Robust Nanoparticle-Containing Coatings for Anti-Glare and Anti-Fogging Applications

Technology #12230

Questions about this technology? Ask a Technology Manager

Download Printable PDF

Image Gallery
One half of the glass is a normal, flat surface and the other is patterned. The nanotextured surface clearly provides superior anti-fogging properties.
Categories
Inventors
Professor Robert Cohen
Department of Chemical Engineering, MIT
External Link (cohengroup.mit.edu)
Professor Michael Rubner
Department of Materials Science and Engineering
External Link (web.mit.edu)
Zekeriyya Gemici
Department of Chemical Engineering, MIT
Managed By
Jim Freedman
MIT Technology Licensing Officer - Chemicals, Instruments, Consumer Products
Patent Protection

Nanoparticle coatings and methods of making

US Patent 7,842,352

Superhydrophilic coatings

US Patent Pending 2011-0073003
Publications
MIT research could clear up foggy problem
MIT News, 2005
Through a glass, clearly
MIT News, 2012

Applications

Nanostructured materials, such as coatings containing nanoparticles, have attracted much attention in the last two decades. Their applications include anti-reflection, anti-fogging, superhydrophobic and anti-bacterial coatings. This technology might be applied toward specific commercial endeavors, such as the production of car windshields, building windows, and anti-fogging articles such as swim, ski and laboratory goggles.

Problem Addressed

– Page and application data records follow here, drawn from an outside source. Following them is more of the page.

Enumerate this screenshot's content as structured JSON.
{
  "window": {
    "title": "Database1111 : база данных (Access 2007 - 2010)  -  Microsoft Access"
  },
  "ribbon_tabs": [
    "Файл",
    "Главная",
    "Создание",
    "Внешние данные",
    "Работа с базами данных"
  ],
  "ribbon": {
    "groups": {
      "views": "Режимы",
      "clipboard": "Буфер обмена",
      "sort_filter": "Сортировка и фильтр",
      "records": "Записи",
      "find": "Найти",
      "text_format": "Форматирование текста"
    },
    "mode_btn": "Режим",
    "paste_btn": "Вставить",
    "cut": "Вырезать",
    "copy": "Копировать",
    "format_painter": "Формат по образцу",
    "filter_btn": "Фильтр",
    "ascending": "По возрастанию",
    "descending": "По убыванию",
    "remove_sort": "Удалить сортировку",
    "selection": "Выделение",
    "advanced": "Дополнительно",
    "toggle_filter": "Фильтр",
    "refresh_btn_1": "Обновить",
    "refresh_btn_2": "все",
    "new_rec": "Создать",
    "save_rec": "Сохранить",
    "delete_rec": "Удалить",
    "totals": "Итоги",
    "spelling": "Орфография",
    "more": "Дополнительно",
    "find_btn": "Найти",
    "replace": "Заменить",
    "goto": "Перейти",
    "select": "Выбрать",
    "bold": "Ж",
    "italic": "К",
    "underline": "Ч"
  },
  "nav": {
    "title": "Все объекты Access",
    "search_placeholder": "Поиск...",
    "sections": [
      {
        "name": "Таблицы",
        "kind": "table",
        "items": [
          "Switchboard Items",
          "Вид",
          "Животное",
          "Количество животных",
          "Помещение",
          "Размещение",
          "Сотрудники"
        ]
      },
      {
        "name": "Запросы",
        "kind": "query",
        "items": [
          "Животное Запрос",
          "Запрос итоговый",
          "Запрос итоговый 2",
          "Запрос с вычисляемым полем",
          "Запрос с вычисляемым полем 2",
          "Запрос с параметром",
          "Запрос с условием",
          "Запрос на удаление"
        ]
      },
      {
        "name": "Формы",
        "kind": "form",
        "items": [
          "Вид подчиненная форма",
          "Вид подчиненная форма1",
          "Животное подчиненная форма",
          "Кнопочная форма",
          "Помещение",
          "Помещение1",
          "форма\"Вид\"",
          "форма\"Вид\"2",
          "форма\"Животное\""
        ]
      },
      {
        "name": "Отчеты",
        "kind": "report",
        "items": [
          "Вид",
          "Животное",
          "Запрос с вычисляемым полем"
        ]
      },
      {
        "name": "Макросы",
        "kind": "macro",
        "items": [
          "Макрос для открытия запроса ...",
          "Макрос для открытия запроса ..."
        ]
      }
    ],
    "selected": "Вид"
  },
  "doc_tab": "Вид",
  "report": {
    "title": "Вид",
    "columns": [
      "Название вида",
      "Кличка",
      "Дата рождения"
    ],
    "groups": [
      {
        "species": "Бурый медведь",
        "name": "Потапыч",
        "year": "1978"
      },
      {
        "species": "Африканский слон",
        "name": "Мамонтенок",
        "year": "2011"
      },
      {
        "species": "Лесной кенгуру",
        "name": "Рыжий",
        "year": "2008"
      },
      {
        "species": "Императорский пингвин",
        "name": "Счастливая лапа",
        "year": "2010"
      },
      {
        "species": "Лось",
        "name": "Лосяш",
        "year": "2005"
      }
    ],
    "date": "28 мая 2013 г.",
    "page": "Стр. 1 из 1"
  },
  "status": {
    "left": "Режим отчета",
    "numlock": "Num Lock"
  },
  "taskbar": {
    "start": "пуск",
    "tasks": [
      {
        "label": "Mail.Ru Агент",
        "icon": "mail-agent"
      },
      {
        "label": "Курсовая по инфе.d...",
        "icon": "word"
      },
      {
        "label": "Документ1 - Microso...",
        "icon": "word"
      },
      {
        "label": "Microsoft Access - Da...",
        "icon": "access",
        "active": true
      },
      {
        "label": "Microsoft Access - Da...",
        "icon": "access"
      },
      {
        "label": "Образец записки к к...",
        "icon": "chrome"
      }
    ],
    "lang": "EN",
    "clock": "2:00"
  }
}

Although there are numerous methods to fabricate nanoparticle/polymer composite materials cheaply and scalably, these nanostructures are characteristically mechanically weak. High temperature treatments, UV treatments, plasma treatments and chemical treatments have been proposed to improve the mechanical properties of nanostructure material; however, these treatments are often very hazardous and can only be applied on durable substrates such as glass, steel and silicon wafers. This does not address the commercial interest in coating flexible, heat-sensitive thermoplastics (e.g. for manufacturing car windshields and anti-fogging apparel). 

Technology

The inventors have  developed a low-temperature, cheap, and simple method to render nanostructures mechanically robust. Superheated steam is used to improve the mechanical properties of polyelectrolyte multilayers of nanoparticles. Incorporated nanoparticles include silica, with sizes range from 7nm to 50 nm. Polymeric layers of charged polymers, such as polyallylamine hydrochloride, may be used between nanoparticle layers. Hydrothermal treatment is performed using steam at 120 °C and 20 psi in an autoclave for up to 8 hours.

Small particles are much more soluble due to their small radii of curvature. The steam treatment is thought to dissolve parts of the nanoparticles and redistribute monomeric or oligomeric units at points of contact between the nanoparticles, forming interparticle bridges and providing stability. In addition to improving mechanical robustness, this hydrothermal treatment can also be used to generate surface patterns via self-assembly. Creating these surface textures on substrates such as glass would produce a material which would virtually eliminate reflections and deflect water droplets entirely, creating a robust anti-glare and anti-fogging coating.

Advantages

  • Cheap, reliable and scalable fabrication technique
  • Achieves virtually entirely glare-free and water-resistant coatings for many commercial applications